• Problem to solve: Return each line of the entries that mentions the word "only".

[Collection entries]
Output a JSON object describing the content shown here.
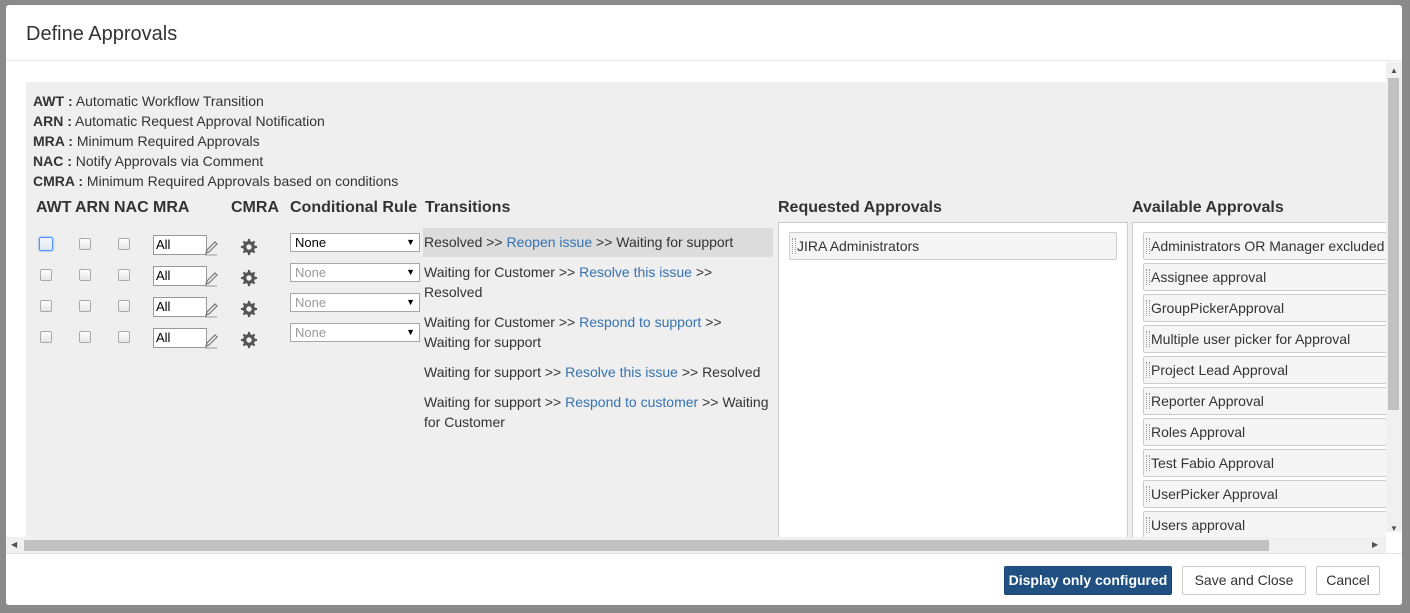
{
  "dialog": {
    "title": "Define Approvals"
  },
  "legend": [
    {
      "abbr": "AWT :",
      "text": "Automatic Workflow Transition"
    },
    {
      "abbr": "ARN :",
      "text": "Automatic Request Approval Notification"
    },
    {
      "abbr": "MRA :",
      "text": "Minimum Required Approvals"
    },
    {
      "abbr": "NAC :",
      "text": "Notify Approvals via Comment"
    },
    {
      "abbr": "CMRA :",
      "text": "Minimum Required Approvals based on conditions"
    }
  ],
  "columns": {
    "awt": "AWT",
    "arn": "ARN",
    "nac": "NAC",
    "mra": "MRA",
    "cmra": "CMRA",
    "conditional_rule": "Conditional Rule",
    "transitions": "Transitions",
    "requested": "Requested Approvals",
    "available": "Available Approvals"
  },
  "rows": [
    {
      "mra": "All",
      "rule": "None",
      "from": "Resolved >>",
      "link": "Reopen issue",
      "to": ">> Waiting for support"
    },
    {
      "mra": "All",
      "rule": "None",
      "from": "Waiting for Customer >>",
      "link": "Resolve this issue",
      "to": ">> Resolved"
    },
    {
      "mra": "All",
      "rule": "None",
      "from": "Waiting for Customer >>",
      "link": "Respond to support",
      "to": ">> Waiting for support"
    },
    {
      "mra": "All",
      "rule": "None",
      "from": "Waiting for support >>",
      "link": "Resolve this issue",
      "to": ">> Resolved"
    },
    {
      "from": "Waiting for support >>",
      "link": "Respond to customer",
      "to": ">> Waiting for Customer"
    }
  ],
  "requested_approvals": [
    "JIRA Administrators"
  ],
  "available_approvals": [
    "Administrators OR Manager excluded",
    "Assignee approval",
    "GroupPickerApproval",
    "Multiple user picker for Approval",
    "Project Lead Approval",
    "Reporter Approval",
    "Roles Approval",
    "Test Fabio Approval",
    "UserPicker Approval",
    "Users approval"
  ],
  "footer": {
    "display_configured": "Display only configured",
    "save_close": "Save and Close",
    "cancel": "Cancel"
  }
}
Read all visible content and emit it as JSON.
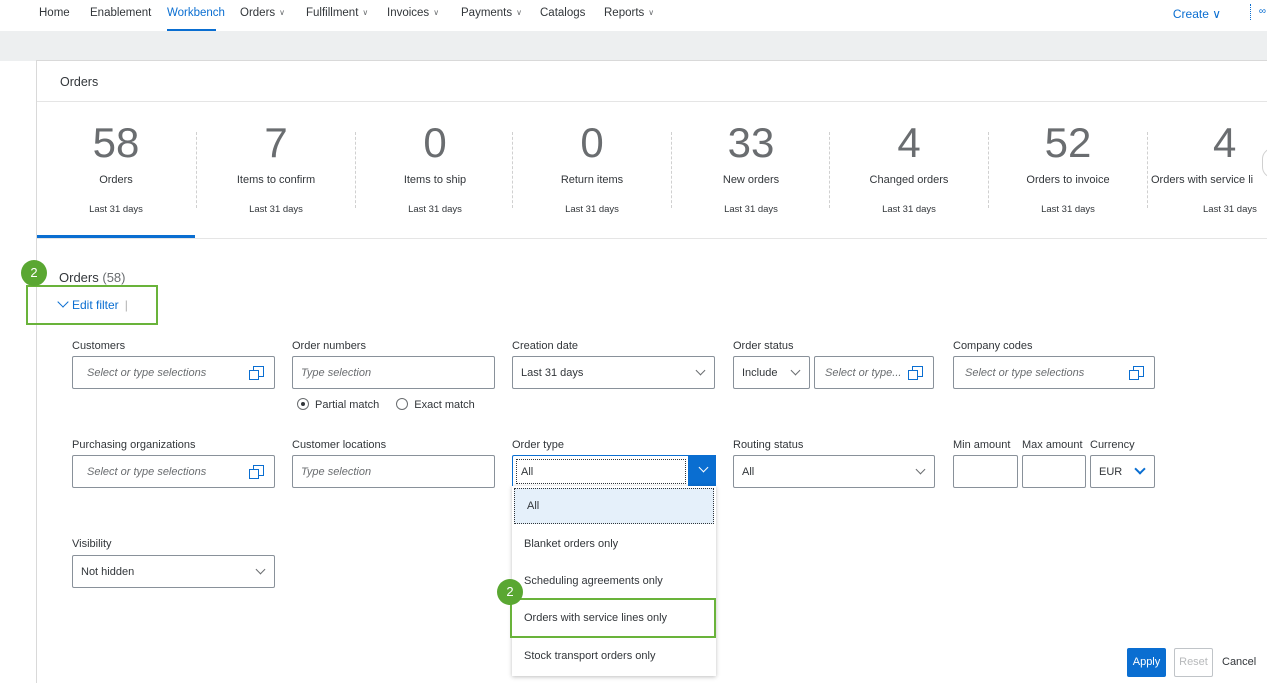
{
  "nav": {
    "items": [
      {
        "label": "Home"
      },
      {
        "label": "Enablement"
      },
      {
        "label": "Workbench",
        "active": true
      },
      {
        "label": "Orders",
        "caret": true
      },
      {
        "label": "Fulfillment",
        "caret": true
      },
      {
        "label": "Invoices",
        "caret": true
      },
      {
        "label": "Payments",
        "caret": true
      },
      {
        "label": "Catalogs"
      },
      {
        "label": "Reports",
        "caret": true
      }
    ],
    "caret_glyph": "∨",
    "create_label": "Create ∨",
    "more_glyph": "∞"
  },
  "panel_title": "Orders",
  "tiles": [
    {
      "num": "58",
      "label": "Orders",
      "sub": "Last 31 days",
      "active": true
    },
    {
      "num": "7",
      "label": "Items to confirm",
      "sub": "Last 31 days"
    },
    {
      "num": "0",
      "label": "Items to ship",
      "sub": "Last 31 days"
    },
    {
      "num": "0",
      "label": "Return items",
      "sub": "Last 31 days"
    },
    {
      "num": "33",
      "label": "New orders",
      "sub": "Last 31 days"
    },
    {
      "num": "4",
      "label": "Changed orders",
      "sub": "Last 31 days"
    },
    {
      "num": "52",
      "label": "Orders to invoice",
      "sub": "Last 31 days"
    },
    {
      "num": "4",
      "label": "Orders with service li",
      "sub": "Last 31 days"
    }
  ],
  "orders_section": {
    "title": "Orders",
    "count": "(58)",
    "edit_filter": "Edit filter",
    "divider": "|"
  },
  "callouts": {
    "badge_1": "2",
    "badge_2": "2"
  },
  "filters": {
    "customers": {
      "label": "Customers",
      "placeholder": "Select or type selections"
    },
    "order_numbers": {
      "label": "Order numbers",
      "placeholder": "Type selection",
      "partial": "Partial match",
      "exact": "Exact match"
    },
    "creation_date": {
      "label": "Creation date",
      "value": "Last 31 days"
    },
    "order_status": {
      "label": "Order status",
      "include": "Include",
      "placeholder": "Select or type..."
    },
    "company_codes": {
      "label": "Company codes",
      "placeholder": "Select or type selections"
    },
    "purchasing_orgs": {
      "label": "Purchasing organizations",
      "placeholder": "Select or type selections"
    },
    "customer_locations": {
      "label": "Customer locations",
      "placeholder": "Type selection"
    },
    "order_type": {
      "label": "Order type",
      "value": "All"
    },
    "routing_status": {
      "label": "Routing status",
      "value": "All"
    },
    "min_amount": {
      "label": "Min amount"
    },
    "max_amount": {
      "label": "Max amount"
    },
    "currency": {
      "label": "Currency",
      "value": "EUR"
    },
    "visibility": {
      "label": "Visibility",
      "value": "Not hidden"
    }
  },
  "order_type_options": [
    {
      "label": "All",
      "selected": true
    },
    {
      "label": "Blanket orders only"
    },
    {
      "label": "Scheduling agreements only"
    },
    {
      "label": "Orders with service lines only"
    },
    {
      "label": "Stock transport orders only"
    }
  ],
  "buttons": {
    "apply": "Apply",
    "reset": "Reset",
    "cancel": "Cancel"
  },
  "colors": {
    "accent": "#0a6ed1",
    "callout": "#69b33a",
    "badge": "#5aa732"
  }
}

• Output for this task:
    "display_configured": "Display only configured",
      "label": "Blanket orders only"
      "label": "Scheduling agreements only"
      "label": "Orders with service lines only"
      "label": "Stock transport orders only"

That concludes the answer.